• [Description of the task]
Scan the entries below and return each line that contains "Total".

═════ Dataset

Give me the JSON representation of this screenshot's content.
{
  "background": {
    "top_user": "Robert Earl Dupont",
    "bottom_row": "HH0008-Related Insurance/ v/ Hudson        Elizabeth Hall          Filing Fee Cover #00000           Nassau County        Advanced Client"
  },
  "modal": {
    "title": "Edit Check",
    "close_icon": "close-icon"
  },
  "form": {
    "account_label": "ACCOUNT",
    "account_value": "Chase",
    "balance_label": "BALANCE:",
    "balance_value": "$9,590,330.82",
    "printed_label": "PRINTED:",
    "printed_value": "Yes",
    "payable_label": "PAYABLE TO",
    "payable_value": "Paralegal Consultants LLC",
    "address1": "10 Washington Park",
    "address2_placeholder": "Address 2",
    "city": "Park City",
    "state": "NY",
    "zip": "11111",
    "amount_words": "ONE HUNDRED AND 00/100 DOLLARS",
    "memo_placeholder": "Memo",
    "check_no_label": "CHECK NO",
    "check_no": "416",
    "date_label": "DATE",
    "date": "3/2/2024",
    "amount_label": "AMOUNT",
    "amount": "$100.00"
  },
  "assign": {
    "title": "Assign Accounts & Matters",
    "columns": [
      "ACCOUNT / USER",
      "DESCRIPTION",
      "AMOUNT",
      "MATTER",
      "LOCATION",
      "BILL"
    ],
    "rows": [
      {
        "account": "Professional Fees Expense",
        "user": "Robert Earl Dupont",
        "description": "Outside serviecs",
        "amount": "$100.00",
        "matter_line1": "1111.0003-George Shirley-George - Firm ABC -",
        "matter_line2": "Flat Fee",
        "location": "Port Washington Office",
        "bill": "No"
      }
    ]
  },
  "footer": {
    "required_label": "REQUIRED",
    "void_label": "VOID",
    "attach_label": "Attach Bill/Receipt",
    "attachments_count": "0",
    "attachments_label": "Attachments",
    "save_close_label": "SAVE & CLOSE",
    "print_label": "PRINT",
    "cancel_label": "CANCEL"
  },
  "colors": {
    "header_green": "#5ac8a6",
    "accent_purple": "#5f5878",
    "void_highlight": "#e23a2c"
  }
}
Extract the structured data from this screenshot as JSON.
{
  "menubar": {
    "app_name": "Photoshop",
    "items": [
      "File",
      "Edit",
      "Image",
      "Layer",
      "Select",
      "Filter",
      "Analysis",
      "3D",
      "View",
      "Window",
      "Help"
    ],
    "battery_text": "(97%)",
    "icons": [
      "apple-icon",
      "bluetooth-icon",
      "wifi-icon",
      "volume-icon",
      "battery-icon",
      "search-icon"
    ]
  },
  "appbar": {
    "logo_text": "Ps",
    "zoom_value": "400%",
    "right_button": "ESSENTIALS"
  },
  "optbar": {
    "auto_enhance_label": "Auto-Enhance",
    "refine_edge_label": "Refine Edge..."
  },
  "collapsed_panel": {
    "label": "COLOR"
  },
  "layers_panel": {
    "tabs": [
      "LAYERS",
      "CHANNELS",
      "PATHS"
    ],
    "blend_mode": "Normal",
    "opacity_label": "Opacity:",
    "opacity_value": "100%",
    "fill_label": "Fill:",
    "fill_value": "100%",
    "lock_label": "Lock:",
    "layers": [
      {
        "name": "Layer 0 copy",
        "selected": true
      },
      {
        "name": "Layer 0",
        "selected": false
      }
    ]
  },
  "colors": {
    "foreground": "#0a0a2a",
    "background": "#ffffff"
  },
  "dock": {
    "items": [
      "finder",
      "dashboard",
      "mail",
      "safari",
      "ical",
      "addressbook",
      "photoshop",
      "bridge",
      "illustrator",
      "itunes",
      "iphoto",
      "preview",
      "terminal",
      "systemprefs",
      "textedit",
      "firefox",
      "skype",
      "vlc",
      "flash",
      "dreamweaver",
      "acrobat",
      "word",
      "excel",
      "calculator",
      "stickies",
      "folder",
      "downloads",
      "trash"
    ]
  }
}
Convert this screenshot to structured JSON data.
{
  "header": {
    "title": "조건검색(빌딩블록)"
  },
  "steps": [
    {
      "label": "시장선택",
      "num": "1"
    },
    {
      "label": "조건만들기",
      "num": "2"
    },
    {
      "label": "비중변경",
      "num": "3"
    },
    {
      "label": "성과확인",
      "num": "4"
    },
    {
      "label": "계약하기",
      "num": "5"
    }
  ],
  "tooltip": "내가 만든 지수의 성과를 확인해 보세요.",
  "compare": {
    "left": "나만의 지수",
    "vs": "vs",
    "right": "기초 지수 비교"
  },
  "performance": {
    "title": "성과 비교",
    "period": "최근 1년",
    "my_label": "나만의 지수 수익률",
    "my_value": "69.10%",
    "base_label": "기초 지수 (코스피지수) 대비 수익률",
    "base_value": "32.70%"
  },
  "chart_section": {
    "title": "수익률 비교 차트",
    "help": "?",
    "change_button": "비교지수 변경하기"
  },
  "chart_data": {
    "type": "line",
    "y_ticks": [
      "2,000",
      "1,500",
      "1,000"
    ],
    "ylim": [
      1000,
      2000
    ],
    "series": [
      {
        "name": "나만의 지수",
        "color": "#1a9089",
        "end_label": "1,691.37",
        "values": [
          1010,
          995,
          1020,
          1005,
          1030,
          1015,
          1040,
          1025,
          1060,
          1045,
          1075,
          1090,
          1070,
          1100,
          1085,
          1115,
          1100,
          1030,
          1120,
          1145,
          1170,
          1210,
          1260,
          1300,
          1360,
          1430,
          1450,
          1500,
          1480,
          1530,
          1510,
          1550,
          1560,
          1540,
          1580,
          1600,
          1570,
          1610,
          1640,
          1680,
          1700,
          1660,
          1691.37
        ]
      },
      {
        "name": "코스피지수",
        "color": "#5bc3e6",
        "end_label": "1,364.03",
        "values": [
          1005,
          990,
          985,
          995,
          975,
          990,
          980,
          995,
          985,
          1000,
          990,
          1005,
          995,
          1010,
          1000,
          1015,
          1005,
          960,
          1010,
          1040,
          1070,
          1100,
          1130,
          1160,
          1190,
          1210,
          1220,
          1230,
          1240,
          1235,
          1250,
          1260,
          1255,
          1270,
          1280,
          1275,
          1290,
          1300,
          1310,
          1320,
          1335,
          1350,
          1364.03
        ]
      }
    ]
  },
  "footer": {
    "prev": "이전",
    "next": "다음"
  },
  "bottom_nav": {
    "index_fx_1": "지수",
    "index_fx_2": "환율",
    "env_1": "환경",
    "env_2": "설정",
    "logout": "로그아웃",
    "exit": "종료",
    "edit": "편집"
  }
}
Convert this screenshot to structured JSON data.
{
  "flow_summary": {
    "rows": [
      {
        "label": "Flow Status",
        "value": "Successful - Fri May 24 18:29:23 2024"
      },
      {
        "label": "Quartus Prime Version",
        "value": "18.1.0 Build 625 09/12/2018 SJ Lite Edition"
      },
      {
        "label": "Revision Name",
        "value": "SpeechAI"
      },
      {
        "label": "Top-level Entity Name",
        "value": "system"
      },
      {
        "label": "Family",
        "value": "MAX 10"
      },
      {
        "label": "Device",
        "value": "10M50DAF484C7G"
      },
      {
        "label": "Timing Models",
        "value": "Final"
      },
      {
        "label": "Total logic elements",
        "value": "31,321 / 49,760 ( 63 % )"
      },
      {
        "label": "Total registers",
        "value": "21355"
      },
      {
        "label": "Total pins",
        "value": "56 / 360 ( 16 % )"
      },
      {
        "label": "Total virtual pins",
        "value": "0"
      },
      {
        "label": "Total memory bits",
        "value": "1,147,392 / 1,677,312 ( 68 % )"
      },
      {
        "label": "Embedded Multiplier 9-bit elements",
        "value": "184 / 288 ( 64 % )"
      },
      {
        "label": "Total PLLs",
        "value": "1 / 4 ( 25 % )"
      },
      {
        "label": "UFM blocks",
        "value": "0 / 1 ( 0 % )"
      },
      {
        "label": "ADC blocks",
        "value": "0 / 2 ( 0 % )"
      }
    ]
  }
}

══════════

• [Task response]
        "label": "Total logic elements",
        "label": "Total registers",
        "label": "Total pins",
        "label": "Total virtual pins",
        "label": "Total memory bits",
        "label": "Total PLLs",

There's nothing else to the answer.